Administrative Core

The CTNA places a high priority on maintaining an efficient flow of information in order to promote the safe and successful completion of proposed studies, to support the initiation of novel pilot studies, to facilitate the career development of trainees and junior faculty affiliated with the Center, and to promote the dissemination of research advances.

Clinical Core

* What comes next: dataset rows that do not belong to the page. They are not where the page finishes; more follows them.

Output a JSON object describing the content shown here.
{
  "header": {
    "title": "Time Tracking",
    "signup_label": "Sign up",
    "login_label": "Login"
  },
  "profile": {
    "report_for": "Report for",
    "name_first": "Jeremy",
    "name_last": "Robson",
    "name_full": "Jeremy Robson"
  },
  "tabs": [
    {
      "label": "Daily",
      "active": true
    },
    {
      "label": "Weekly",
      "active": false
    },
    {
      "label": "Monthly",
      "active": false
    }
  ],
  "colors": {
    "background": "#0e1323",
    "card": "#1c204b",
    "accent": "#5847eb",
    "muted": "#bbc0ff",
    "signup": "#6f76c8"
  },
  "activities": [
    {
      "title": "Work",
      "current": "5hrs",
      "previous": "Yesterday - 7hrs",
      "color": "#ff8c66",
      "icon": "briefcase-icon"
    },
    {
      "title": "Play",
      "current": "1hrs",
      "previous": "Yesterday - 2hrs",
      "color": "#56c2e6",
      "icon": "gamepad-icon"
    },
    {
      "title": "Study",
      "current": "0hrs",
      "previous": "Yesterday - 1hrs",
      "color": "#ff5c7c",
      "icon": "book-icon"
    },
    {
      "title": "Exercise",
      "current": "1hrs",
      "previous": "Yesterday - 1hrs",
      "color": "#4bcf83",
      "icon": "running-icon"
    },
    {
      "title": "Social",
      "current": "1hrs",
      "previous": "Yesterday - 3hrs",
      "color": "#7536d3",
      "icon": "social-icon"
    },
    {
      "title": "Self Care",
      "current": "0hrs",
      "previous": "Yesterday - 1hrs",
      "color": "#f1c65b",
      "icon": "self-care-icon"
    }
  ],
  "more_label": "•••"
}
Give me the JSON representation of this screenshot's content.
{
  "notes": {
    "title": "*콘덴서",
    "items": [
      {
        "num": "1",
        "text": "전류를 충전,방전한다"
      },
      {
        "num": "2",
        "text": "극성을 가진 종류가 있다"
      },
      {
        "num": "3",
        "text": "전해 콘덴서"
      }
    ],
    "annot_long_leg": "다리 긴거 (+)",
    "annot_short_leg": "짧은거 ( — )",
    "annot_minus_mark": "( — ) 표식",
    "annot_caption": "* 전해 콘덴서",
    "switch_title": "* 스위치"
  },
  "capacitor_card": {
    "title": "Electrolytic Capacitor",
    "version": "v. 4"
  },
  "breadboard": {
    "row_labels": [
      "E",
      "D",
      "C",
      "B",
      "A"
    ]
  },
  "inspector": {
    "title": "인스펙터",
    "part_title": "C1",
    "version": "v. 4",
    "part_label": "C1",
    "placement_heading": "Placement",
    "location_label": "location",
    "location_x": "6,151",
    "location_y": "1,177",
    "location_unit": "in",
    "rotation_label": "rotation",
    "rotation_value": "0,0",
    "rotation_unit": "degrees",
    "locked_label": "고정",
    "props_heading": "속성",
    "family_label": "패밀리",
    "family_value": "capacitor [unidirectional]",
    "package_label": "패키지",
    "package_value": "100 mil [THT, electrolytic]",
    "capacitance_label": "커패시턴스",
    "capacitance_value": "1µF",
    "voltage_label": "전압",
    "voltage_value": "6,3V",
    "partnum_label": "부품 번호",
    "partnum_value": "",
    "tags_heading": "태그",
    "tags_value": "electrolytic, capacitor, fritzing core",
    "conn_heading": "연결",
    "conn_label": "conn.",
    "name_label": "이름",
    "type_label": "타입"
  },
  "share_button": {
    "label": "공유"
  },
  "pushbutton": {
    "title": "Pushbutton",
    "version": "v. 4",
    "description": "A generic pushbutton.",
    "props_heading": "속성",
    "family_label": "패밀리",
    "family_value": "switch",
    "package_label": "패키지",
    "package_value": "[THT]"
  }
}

The Clinical Core has established common methodologies to facilitate cognitive and clinical research domains and allow us to compare and pool data across projects for secondary analyses to help us define issues of vulerability.
The goal of the Genetics Core is to support the genetic components of each of the projects participating in this Center to help understand the nature of genetic influences on the phenotypes measured, and to allow for the ascertainment of genetic covariates that might affect those outcomes.
This project is designed to assess effects of alcohol challenge and a monetary incentive delay task (MIDT) on dopamine release as measured with [11C]raclopride displacement.
This Project builds from our original CTNA Project to explore the hypothesis that individuals with a family history positive for alcohol dependence (FHP), experience an alteration in the reward valence of ethanol (more positive effects and reduced negative effects) compared to family history negative (FHN) age-matched subjects.
This study will determine whether FHP healthy subjects and FHP alcohol dependent patients show deficits in ventral striatal activation associated with the anticipation of reward.
CTNA-1 described evidence that enhanced NMDA receptor function associated with alcohol dependence may increase risk for heavy drinking. This project evaluates the dose-related efficacy of memantine in reducing alcohol consumption in FHP/FHN alcohol dependent patients.
The Pilot Projects Core, directed by Dr. John Krystal, provides a mechanism to initiate smallscale investigations that implement new technologies or to test important hypotheses associated with the CTNA mission.